• **WHAT YOU ARE ASKED TO DO**: Could you give the data below again exactly, apart from the pictures?

(RECORDS FOR THE TASK begins)

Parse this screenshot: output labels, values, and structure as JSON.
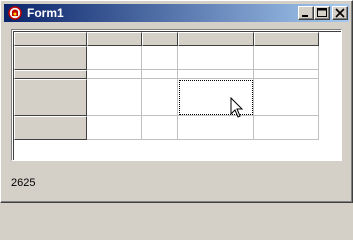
{
  "window": {
    "title": "Form1"
  },
  "titlebar": {
    "app_icon": "torchbearer-icon",
    "controls": [
      {
        "name": "minimize",
        "icon": "minimize-icon"
      },
      {
        "name": "maximize",
        "icon": "maximize-icon"
      },
      {
        "name": "close",
        "icon": "close-icon"
      }
    ]
  },
  "grid": {
    "fixed_rows": 1,
    "fixed_cols": 1,
    "row_count": 5,
    "col_count": 5,
    "focused_cell": {
      "row": 3,
      "col": 3
    },
    "cells": []
  },
  "status_label": "2625",
  "colors": {
    "titlebar_start": "#0a246a",
    "titlebar_end": "#a6caf0",
    "face": "#d4d0c8"
  }
}
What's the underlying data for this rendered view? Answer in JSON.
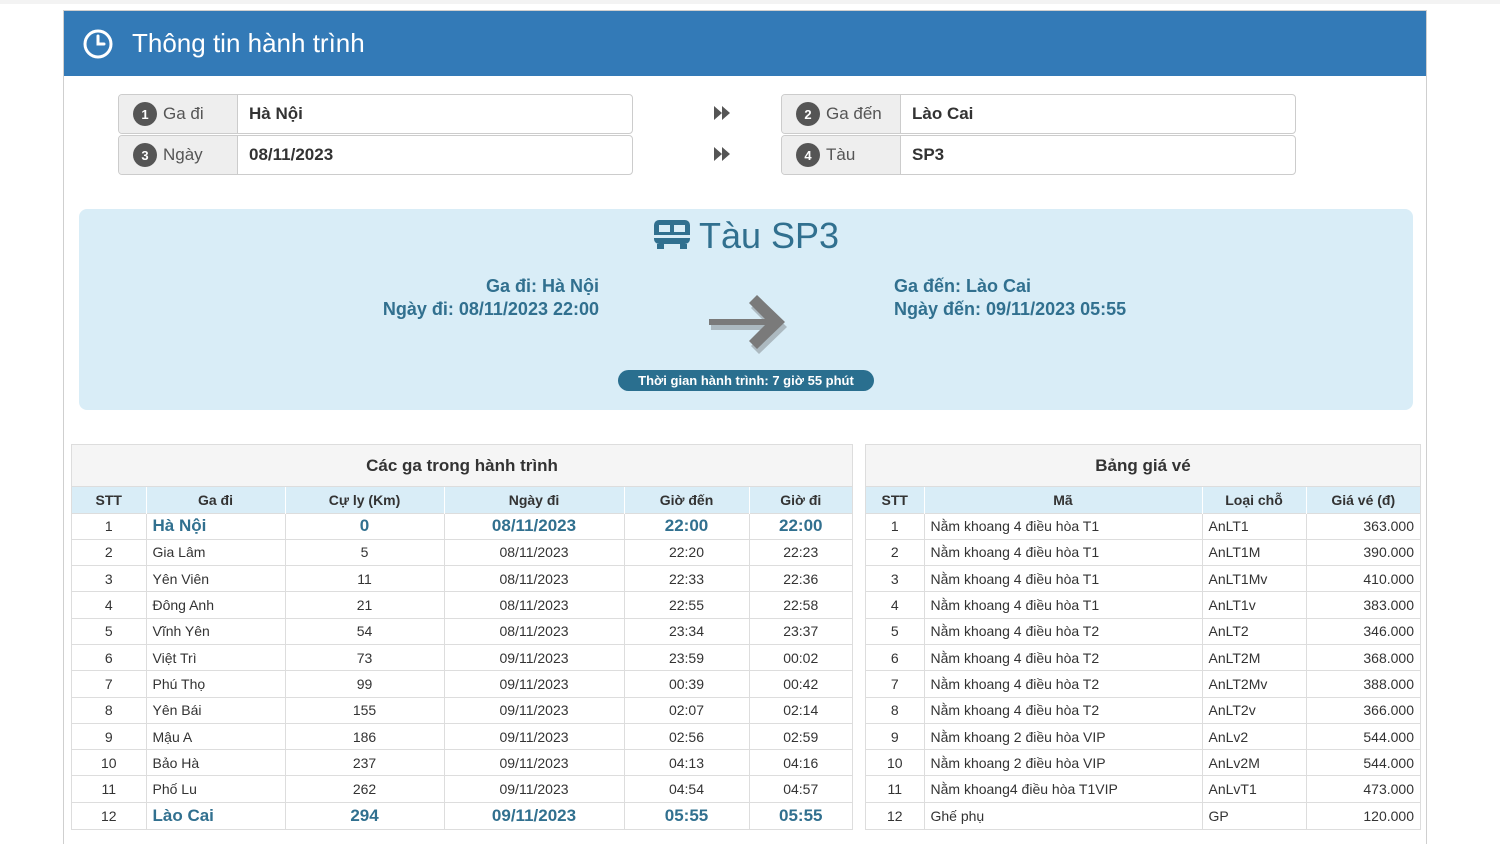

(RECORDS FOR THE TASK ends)

• **RESPONSE BELOW**:
Parse this screenshot: output labels, values, and structure as JSON.
{
  "window": {
    "title": "Form1"
  },
  "titlebar": {
    "app_icon": "torchbearer-icon",
    "controls": [
      {
        "name": "minimize",
        "icon": "minimize-icon"
      },
      {
        "name": "maximize",
        "icon": "maximize-icon"
      },
      {
        "name": "close",
        "icon": "close-icon"
      }
    ]
  },
  "grid": {
    "fixed_rows": 1,
    "fixed_cols": 1,
    "row_count": 5,
    "col_count": 5,
    "focused_cell": {
      "row": 3,
      "col": 3
    },
    "cells": []
  },
  "status_label": "2625",
  "colors": {
    "titlebar_start": "#0a246a",
    "titlebar_end": "#a6caf0",
    "face": "#d4d0c8"
  }
}
What's the underlying data for this rendered view? Answer in JSON.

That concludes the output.